■ How to complete this task ■
Find every line in the entries that holds the string "pour" and report it.

►

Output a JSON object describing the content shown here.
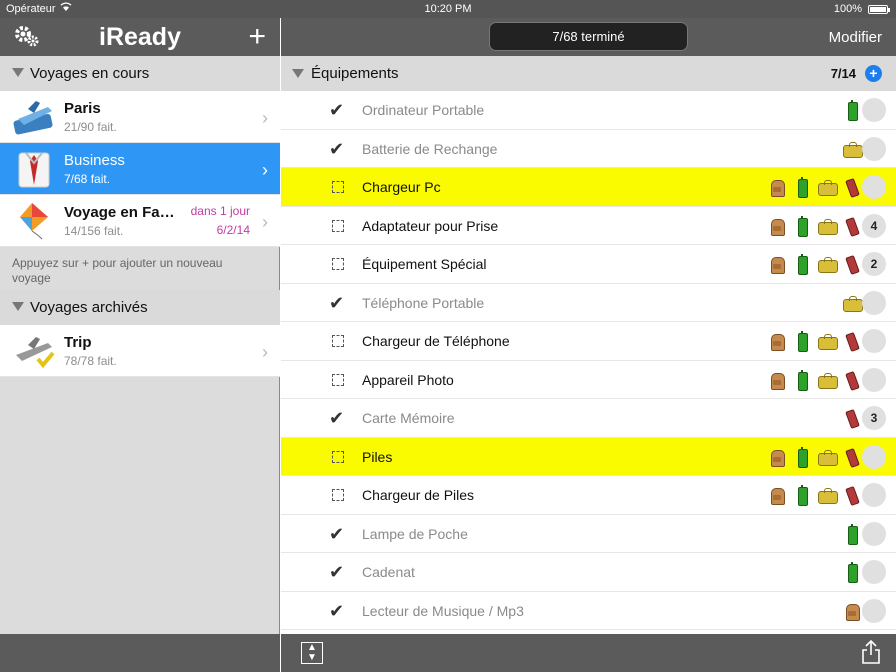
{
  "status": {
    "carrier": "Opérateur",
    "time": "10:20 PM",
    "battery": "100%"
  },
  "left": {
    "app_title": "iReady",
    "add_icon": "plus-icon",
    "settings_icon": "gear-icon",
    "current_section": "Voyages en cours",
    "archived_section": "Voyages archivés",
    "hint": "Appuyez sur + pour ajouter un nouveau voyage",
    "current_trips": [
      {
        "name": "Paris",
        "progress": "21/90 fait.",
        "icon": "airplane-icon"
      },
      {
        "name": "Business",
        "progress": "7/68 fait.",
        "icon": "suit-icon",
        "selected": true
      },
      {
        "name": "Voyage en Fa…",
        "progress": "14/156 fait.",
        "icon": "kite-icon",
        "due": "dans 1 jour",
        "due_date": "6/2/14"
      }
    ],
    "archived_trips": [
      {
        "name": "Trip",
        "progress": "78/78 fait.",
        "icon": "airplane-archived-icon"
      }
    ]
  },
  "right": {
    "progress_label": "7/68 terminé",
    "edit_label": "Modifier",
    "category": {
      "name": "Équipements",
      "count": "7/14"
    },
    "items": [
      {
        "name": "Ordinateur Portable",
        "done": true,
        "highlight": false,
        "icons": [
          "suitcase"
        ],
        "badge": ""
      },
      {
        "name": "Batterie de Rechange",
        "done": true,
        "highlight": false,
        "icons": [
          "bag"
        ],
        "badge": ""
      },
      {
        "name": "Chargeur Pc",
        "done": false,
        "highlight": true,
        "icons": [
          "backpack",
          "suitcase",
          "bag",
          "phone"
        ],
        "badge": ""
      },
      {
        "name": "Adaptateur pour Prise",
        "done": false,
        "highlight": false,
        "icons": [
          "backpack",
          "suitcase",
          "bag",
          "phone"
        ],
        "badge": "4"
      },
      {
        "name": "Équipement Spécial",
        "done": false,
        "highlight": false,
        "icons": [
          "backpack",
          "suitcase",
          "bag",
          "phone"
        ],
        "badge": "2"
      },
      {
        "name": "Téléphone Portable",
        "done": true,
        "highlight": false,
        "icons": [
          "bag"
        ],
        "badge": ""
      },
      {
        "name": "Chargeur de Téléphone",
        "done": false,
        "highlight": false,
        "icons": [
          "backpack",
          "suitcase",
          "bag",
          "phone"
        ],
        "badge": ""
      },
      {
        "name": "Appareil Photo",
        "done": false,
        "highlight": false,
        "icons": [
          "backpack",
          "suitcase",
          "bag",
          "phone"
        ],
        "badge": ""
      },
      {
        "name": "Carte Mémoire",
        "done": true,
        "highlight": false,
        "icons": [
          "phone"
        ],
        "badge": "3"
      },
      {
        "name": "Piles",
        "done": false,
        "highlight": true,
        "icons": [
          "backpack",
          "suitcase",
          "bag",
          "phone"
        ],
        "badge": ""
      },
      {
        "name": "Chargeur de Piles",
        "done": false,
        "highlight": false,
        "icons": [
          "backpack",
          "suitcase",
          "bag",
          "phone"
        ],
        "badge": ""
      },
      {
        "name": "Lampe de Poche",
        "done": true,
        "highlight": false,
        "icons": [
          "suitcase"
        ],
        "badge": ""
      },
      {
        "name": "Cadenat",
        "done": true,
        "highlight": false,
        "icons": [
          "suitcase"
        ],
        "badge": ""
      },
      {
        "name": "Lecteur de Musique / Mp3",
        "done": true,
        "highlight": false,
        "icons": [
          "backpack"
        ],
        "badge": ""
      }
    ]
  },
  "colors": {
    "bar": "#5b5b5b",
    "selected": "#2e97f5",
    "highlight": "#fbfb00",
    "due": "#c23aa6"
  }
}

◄

■ Expected answer ■
    "hint": "Appuyez sur + pour ajouter un nouveau voyage",
        "name": "Adaptateur pour Prise",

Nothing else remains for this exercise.